It takes intentional effort to not expect your partner, for example, to always lock the door or verbally communicate their preferences for intercourse (things your previous partner did), but instead for you to find your voice and give direction to how your spouse pleasures you, even as you learn what pleases them. Old patterns must be set aside, and new ones created.
Focusing too much on the sex
Sex is much more than just sexual pleasure. It is a meaningful soul connection that arises when two people share the deepest parts of themselves.
At the age of 74, Edna had a strong sense of her sexual self. “I can’t jump around the bedroom like I did in my first marriage,” she began, “but Charles and I really do enjoy each other sexually.” Charles and Edna had recently married, just a few years after the death of their spouses. “I used to think sex was all about positions, orgasms, and how sexy I looked. But then I realized that the most important part of sex is myself. I have to bring myself to the experience. And when I do, Charles and I enjoy a tenderness that is incredible.”
Sex for Edna and Charles is not based on sexual functioning; they don’t focus on the sex, but on making love to the person. This mature view of sexuality results in a more profound experience of oneness.[iii] In the bedroom couples should dance with their eyes locked, not looking at their feet to make sure they get the steps right, but rather looking deeply into the heart of the person God has gifted them with.
Copyright © 2022 Ron Deal. All rights reserved.
Ron Deal is one of the most widely viewed and read authors on blended families in the country and directs FamilyLife Blended, the international blended family ministry of FamilyLife. He is a podcaster, conference speaker, and family therapist who specializes in marriage enrichment and stepfamily education. Ron is the bestselling author of more than a dozen books and resources including Building Love Together in Blended Families (with Dr. Gary Chapman), The Smart Stepfamily, and Preparing to Blend. He is husband to Nan (since 1986) and father to three boys. Learn more at RonDeal.org.

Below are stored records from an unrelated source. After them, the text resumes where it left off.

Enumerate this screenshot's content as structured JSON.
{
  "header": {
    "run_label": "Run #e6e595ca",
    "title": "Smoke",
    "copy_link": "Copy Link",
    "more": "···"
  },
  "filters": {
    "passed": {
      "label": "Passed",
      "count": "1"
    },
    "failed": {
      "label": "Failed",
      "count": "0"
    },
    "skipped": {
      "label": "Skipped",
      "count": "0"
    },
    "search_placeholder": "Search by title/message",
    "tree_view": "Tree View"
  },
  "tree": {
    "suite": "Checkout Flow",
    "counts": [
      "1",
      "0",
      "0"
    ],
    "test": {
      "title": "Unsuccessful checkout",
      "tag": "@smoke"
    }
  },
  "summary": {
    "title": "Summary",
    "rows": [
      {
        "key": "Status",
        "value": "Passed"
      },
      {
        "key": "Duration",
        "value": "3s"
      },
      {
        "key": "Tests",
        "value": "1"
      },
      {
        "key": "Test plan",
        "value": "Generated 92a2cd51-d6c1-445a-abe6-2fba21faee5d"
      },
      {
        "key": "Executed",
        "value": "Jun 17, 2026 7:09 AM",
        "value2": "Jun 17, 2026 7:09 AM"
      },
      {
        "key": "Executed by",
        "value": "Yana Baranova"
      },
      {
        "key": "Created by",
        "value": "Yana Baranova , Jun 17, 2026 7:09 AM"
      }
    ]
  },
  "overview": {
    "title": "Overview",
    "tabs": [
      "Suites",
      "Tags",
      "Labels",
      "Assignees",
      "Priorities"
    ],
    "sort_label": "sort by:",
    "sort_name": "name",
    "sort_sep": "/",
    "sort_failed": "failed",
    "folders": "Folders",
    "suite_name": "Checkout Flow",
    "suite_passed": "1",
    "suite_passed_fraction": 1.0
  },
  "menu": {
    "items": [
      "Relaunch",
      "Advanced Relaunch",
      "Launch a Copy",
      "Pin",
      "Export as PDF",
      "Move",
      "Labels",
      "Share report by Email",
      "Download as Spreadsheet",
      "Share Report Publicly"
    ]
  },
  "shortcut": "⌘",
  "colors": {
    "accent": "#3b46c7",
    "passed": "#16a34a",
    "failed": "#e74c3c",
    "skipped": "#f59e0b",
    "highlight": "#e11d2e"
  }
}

[i] Ron L. Deal and David H. Olson, The Smart Stepfamily Marriage: Keys to Success in the Blended Family (Minneapolis: Bethany House, 2015), p. 213-214.
[ii]FamilyLife Blended podcast with Ron Deal, episode #30 Re-Sex: The Challenges of Sex for Blended Family Couples, April 27, 2020.
[iii] Ron L. Deal and David H. Olson, The Smart Stepfamily Marriage: Keys to Success in the Blended Family (Minneapolis: Bethany House, 2015), p. 210.